Latest forest news
This page has information about tree diseases, forest closures and other developments in public forests.
Tree disease at Castlewellan Forest Park
An outbreak of a tree disease in larch, caused by a fungal pathogen (Phytophthora ramorum), has been confirmed at Castlewellan Forest Park. Approximately 100 hectares of affected trees will be removed to help prevent the spread of the disease.
The forest will remain open to the public. However during this work some restrictions will be in place in certain areas and paths. Visitors must observe all health and safety signs and other signage placed in the forest.
Your help is vital in preventing the spread of this disease. Before visiting the forest, you should be familiar with biosecurity guidelines which help prevent spreading this disease.
Glenariff Forest Park reopens after weather closure
Glenariff Forest Park was impacted by the heavy snow and storms in March. On 17 April the car park, caravan and camping facilities, cafe and parts of the walking trails reopened. Access to the Ess-na-Crub waterfall also reopened.

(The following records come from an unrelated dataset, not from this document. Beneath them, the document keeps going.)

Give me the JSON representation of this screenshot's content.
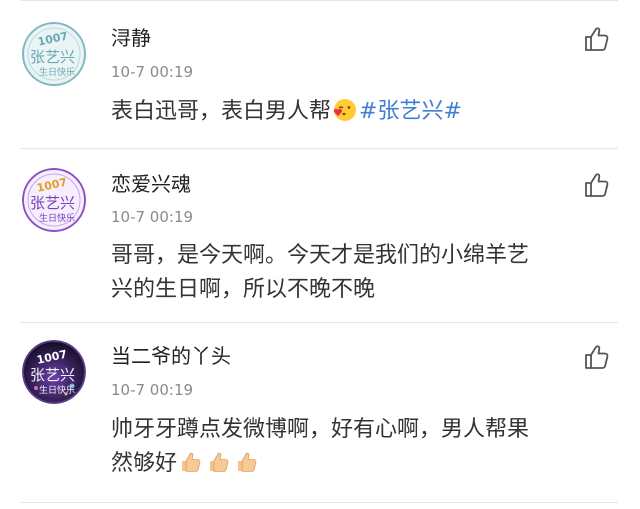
{
  "comments": [
    {
      "username": "浔静",
      "timestamp": "10-7 00:19",
      "text_before": "表白迅哥，表白男人帮",
      "emoji": "kissing-heart-emoji",
      "hashtag": "#张艺兴#",
      "avatar": {
        "number": "1007",
        "name": "张艺兴",
        "tagline": "生日快乐",
        "style": "teal",
        "colors": {
          "bg": "#eaf4f4",
          "ring": "#7fb8c2",
          "text": "#6aa9b4"
        }
      }
    },
    {
      "username": "恋爱兴魂",
      "timestamp": "10-7 00:19",
      "text": "哥哥，是今天啊。今天才是我们的小绵羊艺兴的生日啊，所以不晚不晚",
      "line1": "哥哥，是今天啊。今天才是我们的小绵羊艺",
      "line2": "兴的生日啊，所以不晚不晚",
      "avatar": {
        "number": "1007",
        "name": "张艺兴",
        "tagline": "生日快乐",
        "style": "purple",
        "colors": {
          "bg": "#f7efff",
          "ring": "#8b4fc7",
          "text": "#7a3fb6"
        }
      }
    },
    {
      "username": "当二爷的丫头",
      "timestamp": "10-7 00:19",
      "line1": "帅牙牙蹲点发微博啊，好有心啊，男人帮果",
      "line2": "然够好",
      "emojis": [
        "thumbs-up-emoji",
        "thumbs-up-emoji",
        "thumbs-up-emoji"
      ],
      "avatar": {
        "number": "1007",
        "name": "张艺兴",
        "tagline": "生日快乐",
        "style": "night",
        "colors": {
          "bg": "#1d1430",
          "ring": "#5a3c8a",
          "text": "#f3f0ff"
        }
      }
    }
  ],
  "icons": {
    "like": "thumbs-up-outline-icon"
  },
  "colors": {
    "hashtag": "#3f7ed6",
    "timestamp": "#8a8a8a",
    "text": "#333333",
    "divider": "#e6e6e6"
  }
}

Forest Service carried out major work to make access safe in the park and forest area. But some parts of the walking trails remain closed for public safety.

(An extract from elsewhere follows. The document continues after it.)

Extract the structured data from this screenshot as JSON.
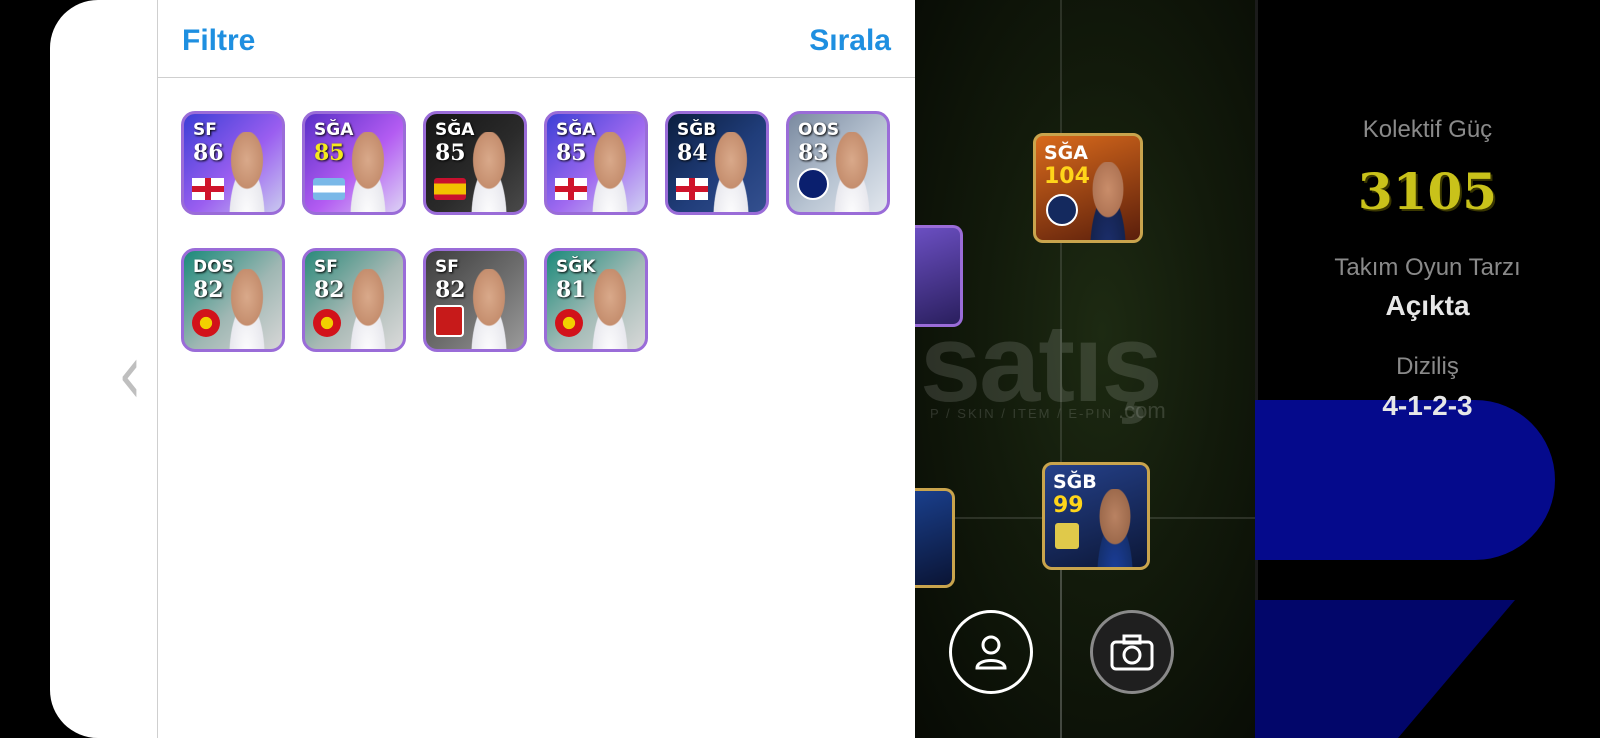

Mature trees on the steep-sided river banks were weakened by heavy snowfall and left in a dangerous condition. Land slippage occurred in late June, which caused more damage to the trail structures.

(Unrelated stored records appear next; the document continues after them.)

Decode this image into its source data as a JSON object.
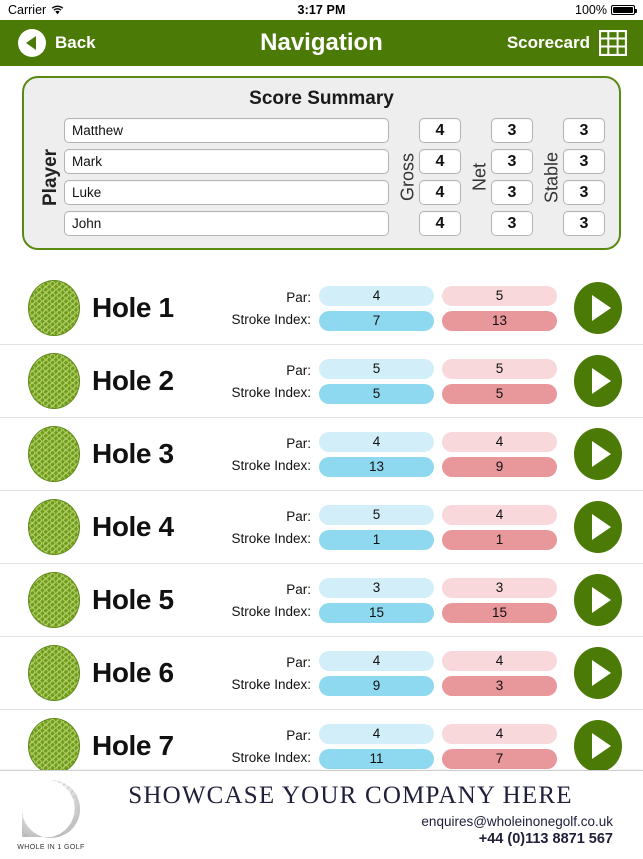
{
  "statusbar": {
    "carrier": "Carrier",
    "wifi_icon": "wifi-icon",
    "time": "3:17 PM",
    "battery_percent": "100%",
    "battery_icon": "battery-full-icon"
  },
  "navbar": {
    "back_label": "Back",
    "back_icon": "back-chevron-circle-icon",
    "title": "Navigation",
    "scorecard_label": "Scorecard",
    "scorecard_icon": "grid-table-icon",
    "background_color": "#4c7a06"
  },
  "summary": {
    "title": "Score Summary",
    "player_label": "Player",
    "gross_label": "Gross",
    "net_label": "Net",
    "stable_label": "Stable",
    "rows": [
      {
        "name": "Matthew",
        "gross": "4",
        "net": "3",
        "stable": "3"
      },
      {
        "name": "Mark",
        "gross": "4",
        "net": "3",
        "stable": "3"
      },
      {
        "name": "Luke",
        "gross": "4",
        "net": "3",
        "stable": "3"
      },
      {
        "name": "John",
        "gross": "4",
        "net": "3",
        "stable": "3"
      }
    ],
    "border_color": "#5a8a14",
    "fill_color": "#eeeeee"
  },
  "holes_labels": {
    "par": "Par:",
    "stroke_index": "Stroke Index:"
  },
  "holes": [
    {
      "name": "Hole 1",
      "par_blue": "4",
      "si_blue": "7",
      "par_pink": "5",
      "si_pink": "13"
    },
    {
      "name": "Hole 2",
      "par_blue": "5",
      "si_blue": "5",
      "par_pink": "5",
      "si_pink": "5"
    },
    {
      "name": "Hole 3",
      "par_blue": "4",
      "si_blue": "13",
      "par_pink": "4",
      "si_pink": "9"
    },
    {
      "name": "Hole 4",
      "par_blue": "5",
      "si_blue": "1",
      "par_pink": "4",
      "si_pink": "1"
    },
    {
      "name": "Hole 5",
      "par_blue": "3",
      "si_blue": "15",
      "par_pink": "3",
      "si_pink": "15"
    },
    {
      "name": "Hole 6",
      "par_blue": "4",
      "si_blue": "9",
      "par_pink": "4",
      "si_pink": "3"
    },
    {
      "name": "Hole 7",
      "par_blue": "4",
      "si_blue": "11",
      "par_pink": "4",
      "si_pink": "7"
    }
  ],
  "colors": {
    "par_blue": "#d2eef8",
    "si_blue": "#8fd9f0",
    "par_pink": "#f8d8da",
    "si_pink": "#e8979b",
    "green": "#4c7a06",
    "ball_green": "#6d9b1e"
  },
  "banner": {
    "logo_icon": "golf-ball-logo-icon",
    "logo_caption": "WHOLE IN 1 GOLF",
    "headline": "SHOWCASE YOUR COMPANY HERE",
    "email": "enquires@wholeinonegolf.co.uk",
    "phone": "+44 (0)113 8871 567"
  }
}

When fallen trees were cleared and handrails replaced, the Rainbow Trail reopened to visitors on 21 June.
Work to reopen the Waterfalls Walk is a priority. An engineering survey is necessary. The work on this trail will reopen the lower section to the public as soon as safely possible.
Forest Service apologises for any inconvenience and appreciates visitors' co-operation while work continues to reopen the remaining sections of trails. Please follow health and safety advice shown on park signage.
There is currently an outbreak of Japanese larch tree disease (P. ramorum) in Glenariff, Gortin Glen and Caledon forests. Timber harvesting work will continue in these forests until winter 2013.
During this work, there are some restrictions on public access to the forest parks. Visitors should follow all health and safety advice on signage and observe biosecurity measures to help prevent spreading tree disease.
Preventing the spread of tree disease
Phytophthora lateralis, a plant disease that affects Lawson cypress trees, has been diagnosed for the first time in Northern Ireland on trees in Tollymore Forest Park, County Down. Users of the forest are asked to observe signage and remain on the way marked paths.
Visitors are asked to observe all health and safety signs and other signage providing information on bio-security measures required to help prevent the spread of this disease.
Further information on preventing the spread of tree disease can be found on the page below.